The healthcare system was not prepared to face the pandemic with its current capacity. At the peak of cases there were moments with extremely difficult moral choices: who deserves to be treated first? Doctor’s safety first or patient’s first? Is there a limit to how much care we will provide? All the pharmaceutical companies are rushing to find a vaccination and medical device companies are producing personal protection equipment. “Have we spent enough in healthcare and have we spent correctly” have been spotlight questions ever since the first outbreak.
The pharmaceutical sector will go through some deep structural changes, especially in the new post-Covid world. A publicly justifiable pricing policy will lower product margins. All the environmental, social and governance issues mentioned in the previous sections will have to be addressed thoroughly to increase the transparency on different matters including prescription practices, drug pricing and product safety. Public trust, which has been eroded in the past decades, will need to be restored. Healthcare companies will have to adopt more integrated healthcare solutions and incorporate consumers at the middle and bottom of the income pyramid in their business model.
From an investment perspective, ESG analysis on the healthcare sector should not represent merely a score to be optimised. It should also not be considered as an isolated outcome to be achieved. Alongside inputs such as risk and return, ESG considerations should be assessed for a more comprehensive investment analysis. It should not be considered the only route to outperformance in the post-Covid investment world despite the recent overwhelming enthusiasm around it; the failure to incorporate it in any investment due diligence will leave investors with an incomplete picture.
Past performance is not a reliable indicator of future returns. Forecasts are not a reliable indicator of future returns. If the information is not listed in your base currency, then the result may increase or decrease due to currency fluctuations.
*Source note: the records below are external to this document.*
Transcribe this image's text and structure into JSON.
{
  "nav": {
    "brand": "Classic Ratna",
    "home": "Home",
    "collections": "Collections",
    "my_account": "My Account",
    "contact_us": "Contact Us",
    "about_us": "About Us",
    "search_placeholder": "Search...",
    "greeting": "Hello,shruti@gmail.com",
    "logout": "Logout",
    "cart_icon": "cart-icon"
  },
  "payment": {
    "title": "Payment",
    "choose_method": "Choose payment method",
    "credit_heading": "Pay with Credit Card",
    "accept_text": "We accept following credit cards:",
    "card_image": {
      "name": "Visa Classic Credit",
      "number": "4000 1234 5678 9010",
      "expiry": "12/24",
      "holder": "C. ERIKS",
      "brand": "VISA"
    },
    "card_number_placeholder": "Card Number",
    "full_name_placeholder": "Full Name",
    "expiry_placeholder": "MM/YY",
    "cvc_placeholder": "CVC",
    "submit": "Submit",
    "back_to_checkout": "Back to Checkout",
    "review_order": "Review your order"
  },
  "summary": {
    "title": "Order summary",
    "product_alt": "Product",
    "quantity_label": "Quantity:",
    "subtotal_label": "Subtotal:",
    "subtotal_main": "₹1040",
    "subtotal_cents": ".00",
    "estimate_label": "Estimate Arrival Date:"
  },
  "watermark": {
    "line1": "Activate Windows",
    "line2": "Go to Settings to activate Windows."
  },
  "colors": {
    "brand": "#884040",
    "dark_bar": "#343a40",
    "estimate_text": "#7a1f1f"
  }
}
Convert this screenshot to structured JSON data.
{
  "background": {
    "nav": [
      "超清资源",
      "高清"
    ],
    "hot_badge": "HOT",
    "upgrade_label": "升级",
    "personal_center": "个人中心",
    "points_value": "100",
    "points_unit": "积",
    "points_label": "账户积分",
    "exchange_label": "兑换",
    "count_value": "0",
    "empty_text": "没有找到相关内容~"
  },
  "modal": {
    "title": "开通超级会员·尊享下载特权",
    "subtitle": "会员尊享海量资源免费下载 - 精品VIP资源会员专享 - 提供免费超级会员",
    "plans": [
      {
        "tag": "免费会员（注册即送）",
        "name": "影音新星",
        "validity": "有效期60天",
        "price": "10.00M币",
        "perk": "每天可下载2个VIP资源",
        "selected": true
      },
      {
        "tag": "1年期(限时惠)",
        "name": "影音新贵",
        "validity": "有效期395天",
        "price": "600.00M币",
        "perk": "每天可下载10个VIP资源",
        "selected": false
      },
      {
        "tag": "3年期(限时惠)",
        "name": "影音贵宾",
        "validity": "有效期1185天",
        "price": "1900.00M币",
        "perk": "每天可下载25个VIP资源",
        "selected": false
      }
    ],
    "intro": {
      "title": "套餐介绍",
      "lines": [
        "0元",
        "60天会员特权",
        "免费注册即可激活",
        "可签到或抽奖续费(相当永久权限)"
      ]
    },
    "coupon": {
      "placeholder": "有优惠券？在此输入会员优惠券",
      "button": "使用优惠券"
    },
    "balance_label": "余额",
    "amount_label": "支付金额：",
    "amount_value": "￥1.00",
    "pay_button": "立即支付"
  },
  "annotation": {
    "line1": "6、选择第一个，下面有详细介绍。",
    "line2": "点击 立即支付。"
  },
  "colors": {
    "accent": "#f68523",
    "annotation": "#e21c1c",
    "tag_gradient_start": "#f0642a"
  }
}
If not otherwise indicated, all graphs are sourced from Dolfin research, October 2020.
For more information please read our disclaimer.